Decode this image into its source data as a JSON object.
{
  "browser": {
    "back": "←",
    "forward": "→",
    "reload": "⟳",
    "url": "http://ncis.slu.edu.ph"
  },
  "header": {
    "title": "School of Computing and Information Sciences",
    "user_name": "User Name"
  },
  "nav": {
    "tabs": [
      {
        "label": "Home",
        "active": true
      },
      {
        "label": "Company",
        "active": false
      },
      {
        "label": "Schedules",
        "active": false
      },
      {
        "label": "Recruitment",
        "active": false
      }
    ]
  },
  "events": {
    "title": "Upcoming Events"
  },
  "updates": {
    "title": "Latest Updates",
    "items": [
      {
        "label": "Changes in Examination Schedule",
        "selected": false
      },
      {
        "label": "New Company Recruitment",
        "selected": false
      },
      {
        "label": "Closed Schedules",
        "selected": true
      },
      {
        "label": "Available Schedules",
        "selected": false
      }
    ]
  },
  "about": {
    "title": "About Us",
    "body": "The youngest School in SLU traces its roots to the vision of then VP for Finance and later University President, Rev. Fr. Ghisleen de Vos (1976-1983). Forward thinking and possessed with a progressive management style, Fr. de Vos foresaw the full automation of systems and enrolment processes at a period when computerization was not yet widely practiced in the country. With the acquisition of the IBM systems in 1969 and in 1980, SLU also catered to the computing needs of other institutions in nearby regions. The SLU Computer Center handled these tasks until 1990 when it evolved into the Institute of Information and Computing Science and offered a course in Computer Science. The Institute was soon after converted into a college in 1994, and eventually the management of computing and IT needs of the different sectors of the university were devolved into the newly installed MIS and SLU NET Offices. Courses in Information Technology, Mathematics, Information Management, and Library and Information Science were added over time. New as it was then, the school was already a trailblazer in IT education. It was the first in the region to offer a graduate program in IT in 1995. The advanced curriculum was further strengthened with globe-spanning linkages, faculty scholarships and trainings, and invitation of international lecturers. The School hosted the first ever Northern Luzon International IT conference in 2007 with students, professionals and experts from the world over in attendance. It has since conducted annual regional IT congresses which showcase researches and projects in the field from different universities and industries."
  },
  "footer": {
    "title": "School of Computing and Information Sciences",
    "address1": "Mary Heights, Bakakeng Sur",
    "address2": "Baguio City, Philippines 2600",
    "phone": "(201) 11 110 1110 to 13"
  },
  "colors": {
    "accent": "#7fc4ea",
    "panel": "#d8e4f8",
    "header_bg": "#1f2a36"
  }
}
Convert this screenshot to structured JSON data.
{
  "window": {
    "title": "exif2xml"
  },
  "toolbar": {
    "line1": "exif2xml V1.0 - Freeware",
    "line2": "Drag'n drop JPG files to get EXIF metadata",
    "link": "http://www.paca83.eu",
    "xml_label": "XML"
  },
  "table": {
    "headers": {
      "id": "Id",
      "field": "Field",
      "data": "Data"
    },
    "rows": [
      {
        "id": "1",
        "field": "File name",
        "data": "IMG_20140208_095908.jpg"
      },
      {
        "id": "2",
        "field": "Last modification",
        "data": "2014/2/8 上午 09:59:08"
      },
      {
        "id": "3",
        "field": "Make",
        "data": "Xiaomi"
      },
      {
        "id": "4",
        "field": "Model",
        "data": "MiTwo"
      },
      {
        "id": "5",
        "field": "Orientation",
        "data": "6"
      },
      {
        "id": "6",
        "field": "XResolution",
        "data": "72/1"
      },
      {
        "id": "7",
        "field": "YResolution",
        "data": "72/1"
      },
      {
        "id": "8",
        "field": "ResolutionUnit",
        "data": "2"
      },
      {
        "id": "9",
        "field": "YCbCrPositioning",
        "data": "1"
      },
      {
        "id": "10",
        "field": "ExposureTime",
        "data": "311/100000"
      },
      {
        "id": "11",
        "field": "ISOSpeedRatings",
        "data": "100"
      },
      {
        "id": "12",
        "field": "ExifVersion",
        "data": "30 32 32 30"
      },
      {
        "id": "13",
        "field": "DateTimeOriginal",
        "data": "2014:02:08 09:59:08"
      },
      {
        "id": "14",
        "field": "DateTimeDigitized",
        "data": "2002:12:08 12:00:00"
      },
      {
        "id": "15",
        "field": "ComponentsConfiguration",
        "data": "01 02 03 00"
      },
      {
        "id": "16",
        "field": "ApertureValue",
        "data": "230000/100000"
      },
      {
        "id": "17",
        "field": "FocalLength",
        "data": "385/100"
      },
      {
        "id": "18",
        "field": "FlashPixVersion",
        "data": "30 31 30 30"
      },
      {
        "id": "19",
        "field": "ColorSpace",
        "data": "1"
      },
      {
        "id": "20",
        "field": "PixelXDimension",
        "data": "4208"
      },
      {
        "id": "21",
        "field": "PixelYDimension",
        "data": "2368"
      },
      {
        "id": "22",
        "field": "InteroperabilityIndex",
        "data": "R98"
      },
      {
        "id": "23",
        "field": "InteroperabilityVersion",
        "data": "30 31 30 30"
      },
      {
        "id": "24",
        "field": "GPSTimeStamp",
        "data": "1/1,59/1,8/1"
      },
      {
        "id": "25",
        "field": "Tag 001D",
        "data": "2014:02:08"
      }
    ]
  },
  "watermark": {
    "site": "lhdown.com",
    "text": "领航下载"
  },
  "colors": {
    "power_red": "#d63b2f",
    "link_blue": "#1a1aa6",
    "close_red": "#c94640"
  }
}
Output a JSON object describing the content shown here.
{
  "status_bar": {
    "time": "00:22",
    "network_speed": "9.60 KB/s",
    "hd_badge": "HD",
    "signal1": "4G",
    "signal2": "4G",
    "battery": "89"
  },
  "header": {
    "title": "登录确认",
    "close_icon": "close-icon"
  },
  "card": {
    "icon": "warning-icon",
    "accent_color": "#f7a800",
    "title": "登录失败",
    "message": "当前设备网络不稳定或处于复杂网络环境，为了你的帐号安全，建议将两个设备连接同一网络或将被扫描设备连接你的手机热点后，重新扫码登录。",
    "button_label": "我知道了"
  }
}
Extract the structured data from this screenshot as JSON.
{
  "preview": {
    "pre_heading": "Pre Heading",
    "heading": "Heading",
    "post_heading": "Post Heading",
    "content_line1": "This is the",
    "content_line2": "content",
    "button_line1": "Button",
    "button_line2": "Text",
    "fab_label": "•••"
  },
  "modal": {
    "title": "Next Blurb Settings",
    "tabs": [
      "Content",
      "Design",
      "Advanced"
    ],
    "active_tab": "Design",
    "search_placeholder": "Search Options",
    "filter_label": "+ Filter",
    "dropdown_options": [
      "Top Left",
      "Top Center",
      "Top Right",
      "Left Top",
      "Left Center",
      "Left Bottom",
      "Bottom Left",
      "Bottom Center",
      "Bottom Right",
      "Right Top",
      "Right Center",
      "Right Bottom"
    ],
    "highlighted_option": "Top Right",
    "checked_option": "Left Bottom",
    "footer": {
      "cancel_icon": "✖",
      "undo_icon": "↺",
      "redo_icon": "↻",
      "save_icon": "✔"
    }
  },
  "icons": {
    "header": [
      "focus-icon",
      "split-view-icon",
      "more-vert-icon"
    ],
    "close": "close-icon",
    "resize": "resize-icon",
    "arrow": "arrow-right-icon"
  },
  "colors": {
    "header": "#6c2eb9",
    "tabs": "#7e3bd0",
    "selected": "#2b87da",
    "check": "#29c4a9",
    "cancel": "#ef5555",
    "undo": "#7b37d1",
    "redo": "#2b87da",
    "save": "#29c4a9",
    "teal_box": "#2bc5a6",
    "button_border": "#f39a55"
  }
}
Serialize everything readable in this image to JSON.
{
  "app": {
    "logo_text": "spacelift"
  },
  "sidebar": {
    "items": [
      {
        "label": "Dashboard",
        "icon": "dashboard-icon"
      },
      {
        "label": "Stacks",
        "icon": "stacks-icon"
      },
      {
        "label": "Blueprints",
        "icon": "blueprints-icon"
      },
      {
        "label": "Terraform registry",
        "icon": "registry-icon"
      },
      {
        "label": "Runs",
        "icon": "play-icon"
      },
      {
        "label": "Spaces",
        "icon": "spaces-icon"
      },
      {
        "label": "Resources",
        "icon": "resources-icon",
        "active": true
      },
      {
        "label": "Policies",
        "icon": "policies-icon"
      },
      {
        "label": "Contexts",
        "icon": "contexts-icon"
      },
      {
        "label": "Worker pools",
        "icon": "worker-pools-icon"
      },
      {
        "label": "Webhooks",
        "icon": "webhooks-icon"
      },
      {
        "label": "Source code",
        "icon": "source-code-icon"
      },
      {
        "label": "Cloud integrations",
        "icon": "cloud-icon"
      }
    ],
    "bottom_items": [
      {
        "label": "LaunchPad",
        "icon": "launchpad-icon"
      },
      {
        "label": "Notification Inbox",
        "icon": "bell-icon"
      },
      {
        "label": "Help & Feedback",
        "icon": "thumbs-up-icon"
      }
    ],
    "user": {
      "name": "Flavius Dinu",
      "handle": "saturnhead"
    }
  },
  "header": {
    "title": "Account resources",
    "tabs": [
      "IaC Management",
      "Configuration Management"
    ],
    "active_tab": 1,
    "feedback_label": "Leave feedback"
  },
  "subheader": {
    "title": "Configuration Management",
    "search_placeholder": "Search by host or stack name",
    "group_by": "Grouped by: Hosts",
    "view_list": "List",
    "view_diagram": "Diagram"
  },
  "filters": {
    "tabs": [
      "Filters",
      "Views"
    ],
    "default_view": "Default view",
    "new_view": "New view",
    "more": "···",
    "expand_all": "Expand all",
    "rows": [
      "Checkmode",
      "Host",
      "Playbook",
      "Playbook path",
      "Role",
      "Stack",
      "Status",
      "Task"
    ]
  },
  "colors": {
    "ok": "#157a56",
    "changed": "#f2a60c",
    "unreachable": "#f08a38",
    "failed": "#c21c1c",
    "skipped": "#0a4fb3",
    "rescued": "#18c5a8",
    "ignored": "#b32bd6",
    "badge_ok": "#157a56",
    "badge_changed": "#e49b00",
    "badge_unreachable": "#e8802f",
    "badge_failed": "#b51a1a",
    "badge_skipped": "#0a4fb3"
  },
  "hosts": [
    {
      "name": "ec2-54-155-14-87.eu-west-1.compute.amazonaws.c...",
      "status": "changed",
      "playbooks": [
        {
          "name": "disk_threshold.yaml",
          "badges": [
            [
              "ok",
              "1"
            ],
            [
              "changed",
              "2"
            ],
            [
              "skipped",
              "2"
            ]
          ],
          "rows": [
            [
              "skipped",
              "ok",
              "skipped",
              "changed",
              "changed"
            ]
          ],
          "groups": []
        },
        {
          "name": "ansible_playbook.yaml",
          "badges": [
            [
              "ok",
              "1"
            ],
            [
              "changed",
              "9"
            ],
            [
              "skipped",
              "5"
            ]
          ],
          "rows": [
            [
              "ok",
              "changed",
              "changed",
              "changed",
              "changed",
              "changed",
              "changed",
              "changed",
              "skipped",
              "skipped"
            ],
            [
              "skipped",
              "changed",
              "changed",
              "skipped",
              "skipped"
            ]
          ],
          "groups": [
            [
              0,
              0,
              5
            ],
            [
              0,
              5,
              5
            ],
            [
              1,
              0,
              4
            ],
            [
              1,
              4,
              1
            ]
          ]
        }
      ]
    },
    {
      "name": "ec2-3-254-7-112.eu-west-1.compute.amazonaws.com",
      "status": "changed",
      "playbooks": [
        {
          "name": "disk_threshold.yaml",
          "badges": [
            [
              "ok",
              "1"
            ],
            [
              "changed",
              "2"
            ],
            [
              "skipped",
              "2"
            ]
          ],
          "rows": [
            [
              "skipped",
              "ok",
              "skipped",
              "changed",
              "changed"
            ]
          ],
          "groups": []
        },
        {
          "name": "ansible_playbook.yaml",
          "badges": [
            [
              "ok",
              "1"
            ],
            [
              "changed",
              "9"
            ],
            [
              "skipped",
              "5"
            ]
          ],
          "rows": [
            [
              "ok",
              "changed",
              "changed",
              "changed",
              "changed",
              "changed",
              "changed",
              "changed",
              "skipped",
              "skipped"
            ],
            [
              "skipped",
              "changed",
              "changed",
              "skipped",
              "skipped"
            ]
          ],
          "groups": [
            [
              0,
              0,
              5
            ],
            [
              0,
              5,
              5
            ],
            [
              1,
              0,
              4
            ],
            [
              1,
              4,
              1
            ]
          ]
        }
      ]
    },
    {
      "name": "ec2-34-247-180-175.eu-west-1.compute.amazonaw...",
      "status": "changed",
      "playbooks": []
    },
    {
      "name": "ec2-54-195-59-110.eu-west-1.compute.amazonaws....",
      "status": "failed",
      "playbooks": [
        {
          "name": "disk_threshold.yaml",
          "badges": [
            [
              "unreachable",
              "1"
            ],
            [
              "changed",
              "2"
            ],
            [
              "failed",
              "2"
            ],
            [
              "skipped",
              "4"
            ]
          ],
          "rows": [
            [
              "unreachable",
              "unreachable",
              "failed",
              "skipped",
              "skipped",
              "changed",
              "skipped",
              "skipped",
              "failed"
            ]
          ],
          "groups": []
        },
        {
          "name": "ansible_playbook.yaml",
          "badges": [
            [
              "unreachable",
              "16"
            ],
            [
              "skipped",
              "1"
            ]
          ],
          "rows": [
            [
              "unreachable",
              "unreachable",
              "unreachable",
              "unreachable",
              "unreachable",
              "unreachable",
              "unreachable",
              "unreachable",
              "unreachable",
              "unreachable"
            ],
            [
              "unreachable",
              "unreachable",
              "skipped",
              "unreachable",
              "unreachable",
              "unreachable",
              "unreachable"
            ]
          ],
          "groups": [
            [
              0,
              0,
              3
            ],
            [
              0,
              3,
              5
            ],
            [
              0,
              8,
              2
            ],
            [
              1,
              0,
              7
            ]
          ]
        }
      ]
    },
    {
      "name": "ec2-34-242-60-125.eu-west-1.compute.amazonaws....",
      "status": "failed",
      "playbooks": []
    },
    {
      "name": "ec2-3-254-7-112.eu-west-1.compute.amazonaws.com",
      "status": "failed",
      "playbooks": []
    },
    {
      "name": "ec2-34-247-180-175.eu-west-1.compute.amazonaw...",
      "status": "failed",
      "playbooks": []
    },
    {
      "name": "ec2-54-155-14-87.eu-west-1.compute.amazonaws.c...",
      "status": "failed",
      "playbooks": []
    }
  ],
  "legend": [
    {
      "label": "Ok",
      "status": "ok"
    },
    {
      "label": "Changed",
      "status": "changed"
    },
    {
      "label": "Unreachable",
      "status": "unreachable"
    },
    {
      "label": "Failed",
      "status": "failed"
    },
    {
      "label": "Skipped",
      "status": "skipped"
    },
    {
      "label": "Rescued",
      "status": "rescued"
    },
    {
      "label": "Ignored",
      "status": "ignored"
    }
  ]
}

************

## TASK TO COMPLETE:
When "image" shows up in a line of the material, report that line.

## RESULT FOR THIS EXERCISE:
Decode this image into its source data as a JSON object.
Serialize everything readable in this image to JSON.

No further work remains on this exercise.